▸ **Task goal**
No pictures in the copy, please: retype all the records exactly.

▸ **Records to process**

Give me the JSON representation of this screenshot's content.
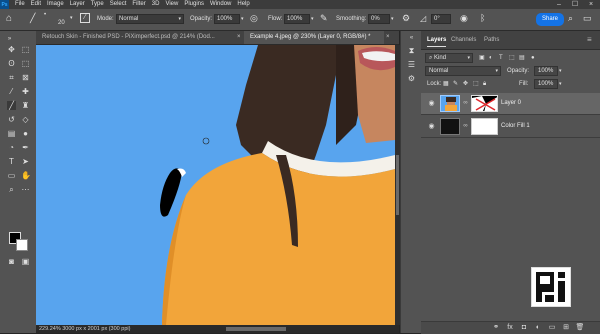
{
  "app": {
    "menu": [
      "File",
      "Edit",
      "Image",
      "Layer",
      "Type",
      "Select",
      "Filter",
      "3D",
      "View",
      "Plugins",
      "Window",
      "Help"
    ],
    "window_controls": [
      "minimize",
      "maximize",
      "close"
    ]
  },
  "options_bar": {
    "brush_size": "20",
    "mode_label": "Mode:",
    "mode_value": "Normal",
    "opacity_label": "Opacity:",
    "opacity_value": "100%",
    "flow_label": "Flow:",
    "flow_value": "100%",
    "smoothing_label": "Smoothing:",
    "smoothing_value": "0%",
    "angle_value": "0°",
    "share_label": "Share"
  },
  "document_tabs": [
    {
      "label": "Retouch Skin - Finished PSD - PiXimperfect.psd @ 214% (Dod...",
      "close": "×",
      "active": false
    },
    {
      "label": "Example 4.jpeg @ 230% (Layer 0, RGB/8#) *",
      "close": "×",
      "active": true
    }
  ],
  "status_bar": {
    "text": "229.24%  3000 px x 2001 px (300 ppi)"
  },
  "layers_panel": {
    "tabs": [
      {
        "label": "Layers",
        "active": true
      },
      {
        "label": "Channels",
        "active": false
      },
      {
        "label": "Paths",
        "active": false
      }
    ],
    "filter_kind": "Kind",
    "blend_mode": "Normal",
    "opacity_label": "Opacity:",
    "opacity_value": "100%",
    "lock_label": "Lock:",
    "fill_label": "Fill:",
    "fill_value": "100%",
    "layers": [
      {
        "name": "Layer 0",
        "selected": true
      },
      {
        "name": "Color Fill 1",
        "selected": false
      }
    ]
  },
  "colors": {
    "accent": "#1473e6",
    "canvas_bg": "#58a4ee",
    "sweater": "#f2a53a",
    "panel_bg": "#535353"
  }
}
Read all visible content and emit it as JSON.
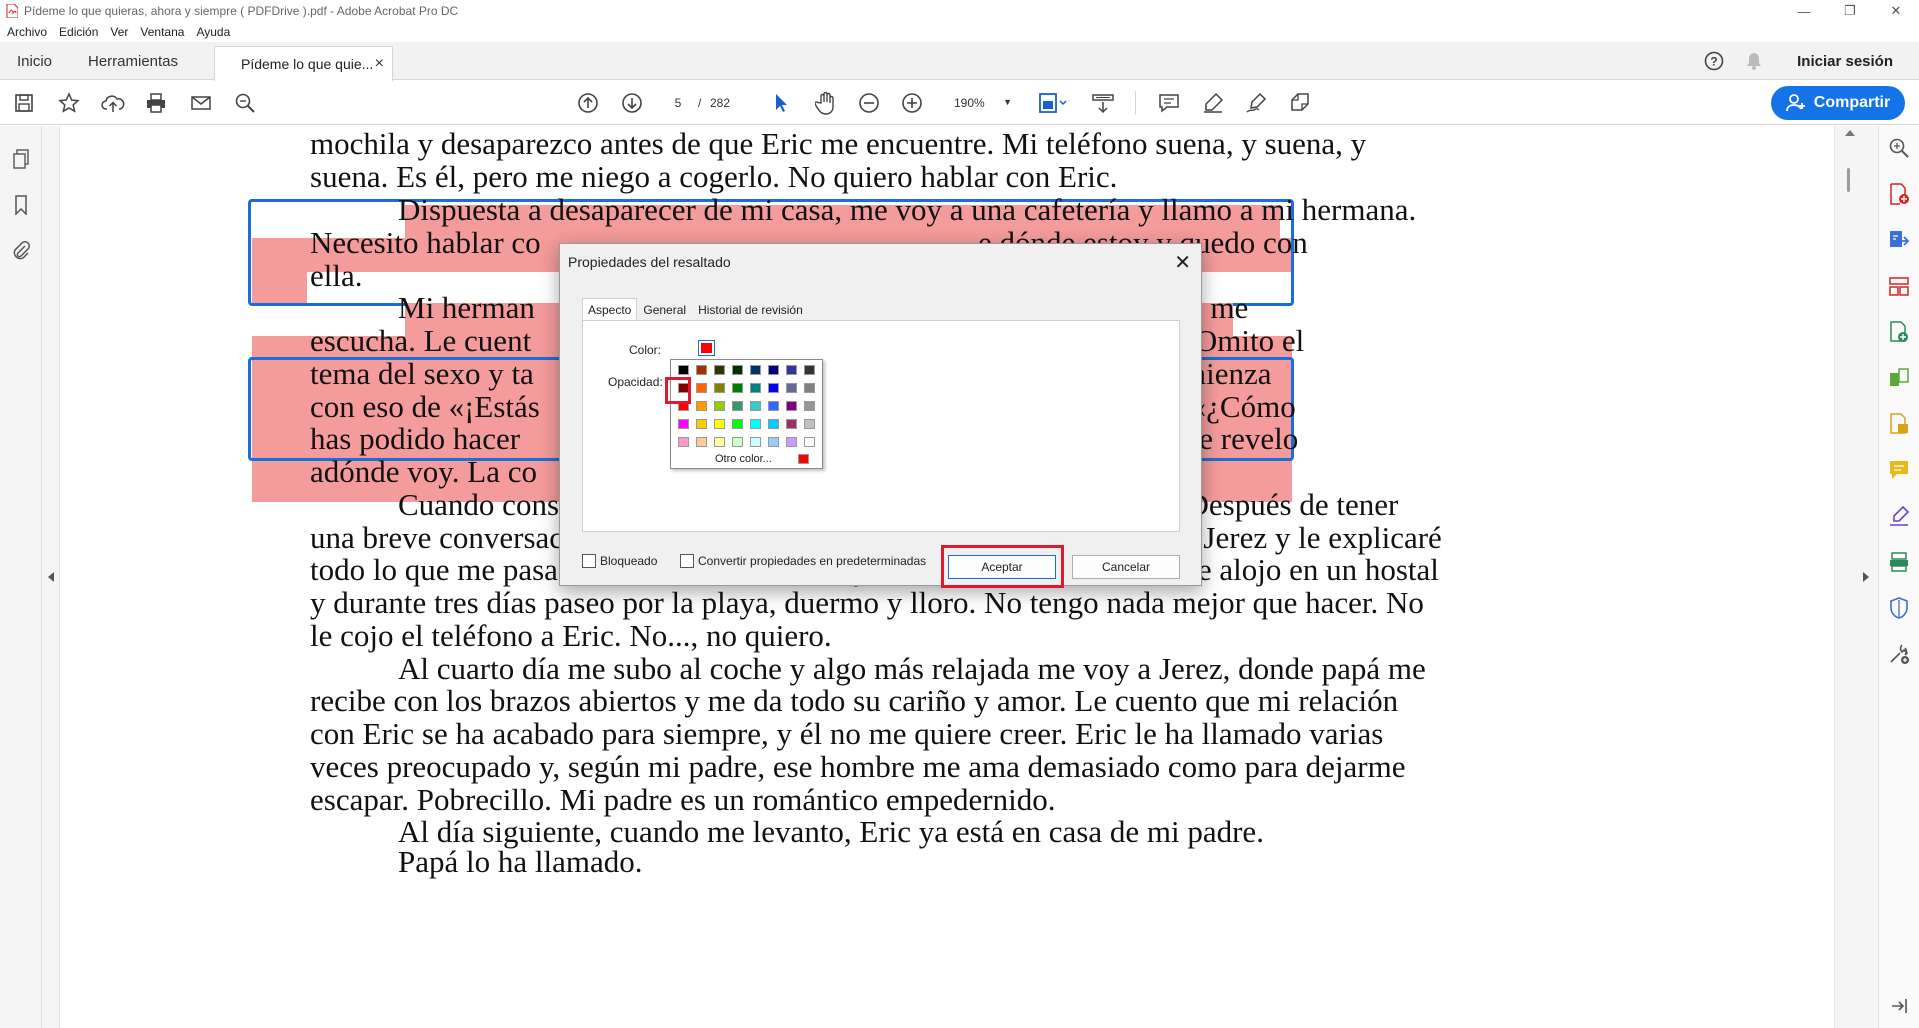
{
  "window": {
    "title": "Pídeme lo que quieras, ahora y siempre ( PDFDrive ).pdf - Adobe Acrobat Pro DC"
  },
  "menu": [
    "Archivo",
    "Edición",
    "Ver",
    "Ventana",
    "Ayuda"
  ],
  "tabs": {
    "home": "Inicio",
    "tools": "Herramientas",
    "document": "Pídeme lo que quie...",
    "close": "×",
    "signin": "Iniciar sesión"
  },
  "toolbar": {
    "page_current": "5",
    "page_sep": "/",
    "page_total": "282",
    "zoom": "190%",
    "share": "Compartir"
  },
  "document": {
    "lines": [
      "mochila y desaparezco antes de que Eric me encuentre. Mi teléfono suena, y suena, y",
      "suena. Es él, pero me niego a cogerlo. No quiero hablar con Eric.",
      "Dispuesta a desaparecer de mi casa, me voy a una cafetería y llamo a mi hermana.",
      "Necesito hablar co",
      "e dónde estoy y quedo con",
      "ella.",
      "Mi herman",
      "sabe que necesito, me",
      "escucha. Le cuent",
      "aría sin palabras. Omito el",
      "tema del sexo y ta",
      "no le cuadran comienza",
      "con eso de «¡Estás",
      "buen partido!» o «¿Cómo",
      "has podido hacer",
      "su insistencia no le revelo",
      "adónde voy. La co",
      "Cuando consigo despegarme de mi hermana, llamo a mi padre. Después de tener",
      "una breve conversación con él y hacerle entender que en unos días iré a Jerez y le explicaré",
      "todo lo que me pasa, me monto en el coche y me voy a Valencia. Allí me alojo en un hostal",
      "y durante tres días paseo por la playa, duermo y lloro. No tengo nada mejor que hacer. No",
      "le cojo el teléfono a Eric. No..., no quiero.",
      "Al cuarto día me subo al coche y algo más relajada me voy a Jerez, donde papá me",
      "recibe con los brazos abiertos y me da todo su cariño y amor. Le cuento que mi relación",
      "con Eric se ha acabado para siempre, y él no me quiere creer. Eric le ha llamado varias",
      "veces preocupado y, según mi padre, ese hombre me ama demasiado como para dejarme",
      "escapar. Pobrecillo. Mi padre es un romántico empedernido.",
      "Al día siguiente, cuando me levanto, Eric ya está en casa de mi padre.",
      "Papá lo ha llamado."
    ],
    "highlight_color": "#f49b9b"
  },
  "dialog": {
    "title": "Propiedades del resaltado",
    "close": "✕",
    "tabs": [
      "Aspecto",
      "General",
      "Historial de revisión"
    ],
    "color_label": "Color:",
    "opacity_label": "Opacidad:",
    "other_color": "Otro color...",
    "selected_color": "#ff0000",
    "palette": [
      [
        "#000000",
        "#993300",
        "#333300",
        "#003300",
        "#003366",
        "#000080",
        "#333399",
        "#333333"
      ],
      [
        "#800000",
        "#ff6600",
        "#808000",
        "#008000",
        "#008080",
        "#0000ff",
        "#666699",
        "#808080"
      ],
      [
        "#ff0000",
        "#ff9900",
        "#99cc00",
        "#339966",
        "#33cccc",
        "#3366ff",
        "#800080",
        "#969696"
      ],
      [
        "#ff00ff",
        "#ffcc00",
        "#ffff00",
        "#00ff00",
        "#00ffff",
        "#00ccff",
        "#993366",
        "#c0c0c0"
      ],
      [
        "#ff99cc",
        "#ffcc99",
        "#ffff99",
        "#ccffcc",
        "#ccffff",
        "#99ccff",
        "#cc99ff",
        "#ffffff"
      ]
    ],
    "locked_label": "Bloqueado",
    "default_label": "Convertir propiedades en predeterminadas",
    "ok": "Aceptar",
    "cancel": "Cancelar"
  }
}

▸ **Problem solution**
Give me the JSON representation of this screenshot's content.
{
  "app": {
    "menu": [
      "File",
      "Edit",
      "Image",
      "Layer",
      "Type",
      "Select",
      "Filter",
      "3D",
      "View",
      "Plugins",
      "Window",
      "Help"
    ],
    "window_controls": [
      "minimize",
      "maximize",
      "close"
    ]
  },
  "options_bar": {
    "brush_size": "20",
    "mode_label": "Mode:",
    "mode_value": "Normal",
    "opacity_label": "Opacity:",
    "opacity_value": "100%",
    "flow_label": "Flow:",
    "flow_value": "100%",
    "smoothing_label": "Smoothing:",
    "smoothing_value": "0%",
    "angle_value": "0°",
    "share_label": "Share"
  },
  "document_tabs": [
    {
      "label": "Retouch Skin - Finished PSD - PiXimperfect.psd @ 214% (Dod...",
      "close": "×",
      "active": false
    },
    {
      "label": "Example 4.jpeg @ 230% (Layer 0, RGB/8#) *",
      "close": "×",
      "active": true
    }
  ],
  "status_bar": {
    "text": "229.24%  3000 px x 2001 px (300 ppi)"
  },
  "layers_panel": {
    "tabs": [
      {
        "label": "Layers",
        "active": true
      },
      {
        "label": "Channels",
        "active": false
      },
      {
        "label": "Paths",
        "active": false
      }
    ],
    "filter_kind": "Kind",
    "blend_mode": "Normal",
    "opacity_label": "Opacity:",
    "opacity_value": "100%",
    "lock_label": "Lock:",
    "fill_label": "Fill:",
    "fill_value": "100%",
    "layers": [
      {
        "name": "Layer 0",
        "selected": true
      },
      {
        "name": "Color Fill 1",
        "selected": false
      }
    ]
  },
  "colors": {
    "accent": "#1473e6",
    "canvas_bg": "#58a4ee",
    "sweater": "#f2a53a",
    "panel_bg": "#535353"
  }
}
Read all visible content and emit it as JSON.
{
  "window": {
    "title": "Pídeme lo que quieras, ahora y siempre ( PDFDrive ).pdf - Adobe Acrobat Pro DC"
  },
  "menu": [
    "Archivo",
    "Edición",
    "Ver",
    "Ventana",
    "Ayuda"
  ],
  "tabs": {
    "home": "Inicio",
    "tools": "Herramientas",
    "document": "Pídeme lo que quie...",
    "close": "×",
    "signin": "Iniciar sesión"
  },
  "toolbar": {
    "page_current": "5",
    "page_sep": "/",
    "page_total": "282",
    "zoom": "190%",
    "share": "Compartir"
  },
  "document": {
    "lines": [
      "mochila y desaparezco antes de que Eric me encuentre. Mi teléfono suena, y suena, y",
      "suena. Es él, pero me niego a cogerlo. No quiero hablar con Eric.",
      "Dispuesta a desaparecer de mi casa, me voy a una cafetería y llamo a mi hermana.",
      "Necesito hablar co",
      "e dónde estoy y quedo con",
      "ella.",
      "Mi herman",
      "sabe que necesito, me",
      "escucha. Le cuent",
      "aría sin palabras. Omito el",
      "tema del sexo y ta",
      "no le cuadran comienza",
      "con eso de «¡Estás",
      "buen partido!» o «¿Cómo",
      "has podido hacer",
      "su insistencia no le revelo",
      "adónde voy. La co",
      "Cuando consigo despegarme de mi hermana, llamo a mi padre. Después de tener",
      "una breve conversación con él y hacerle entender que en unos días iré a Jerez y le explicaré",
      "todo lo que me pasa, me monto en el coche y me voy a Valencia. Allí me alojo en un hostal",
      "y durante tres días paseo por la playa, duermo y lloro. No tengo nada mejor que hacer. No",
      "le cojo el teléfono a Eric. No..., no quiero.",
      "Al cuarto día me subo al coche y algo más relajada me voy a Jerez, donde papá me",
      "recibe con los brazos abiertos y me da todo su cariño y amor. Le cuento que mi relación",
      "con Eric se ha acabado para siempre, y él no me quiere creer. Eric le ha llamado varias",
      "veces preocupado y, según mi padre, ese hombre me ama demasiado como para dejarme",
      "escapar. Pobrecillo. Mi padre es un romántico empedernido.",
      "Al día siguiente, cuando me levanto, Eric ya está en casa de mi padre.",
      "Papá lo ha llamado."
    ],
    "highlight_color": "#f49b9b"
  },
  "dialog": {
    "title": "Propiedades del resaltado",
    "close": "✕",
    "tabs": [
      "Aspecto",
      "General",
      "Historial de revisión"
    ],
    "color_label": "Color:",
    "opacity_label": "Opacidad:",
    "other_color": "Otro color...",
    "selected_color": "#ff0000",
    "palette": [
      [
        "#000000",
        "#993300",
        "#333300",
        "#003300",
        "#003366",
        "#000080",
        "#333399",
        "#333333"
      ],
      [
        "#800000",
        "#ff6600",
        "#808000",
        "#008000",
        "#008080",
        "#0000ff",
        "#666699",
        "#808080"
      ],
      [
        "#ff0000",
        "#ff9900",
        "#99cc00",
        "#339966",
        "#33cccc",
        "#3366ff",
        "#800080",
        "#969696"
      ],
      [
        "#ff00ff",
        "#ffcc00",
        "#ffff00",
        "#00ff00",
        "#00ffff",
        "#00ccff",
        "#993366",
        "#c0c0c0"
      ],
      [
        "#ff99cc",
        "#ffcc99",
        "#ffff99",
        "#ccffcc",
        "#ccffff",
        "#99ccff",
        "#cc99ff",
        "#ffffff"
      ]
    ],
    "locked_label": "Bloqueado",
    "default_label": "Convertir propiedades en predeterminadas",
    "ok": "Aceptar",
    "cancel": "Cancelar"
  }
}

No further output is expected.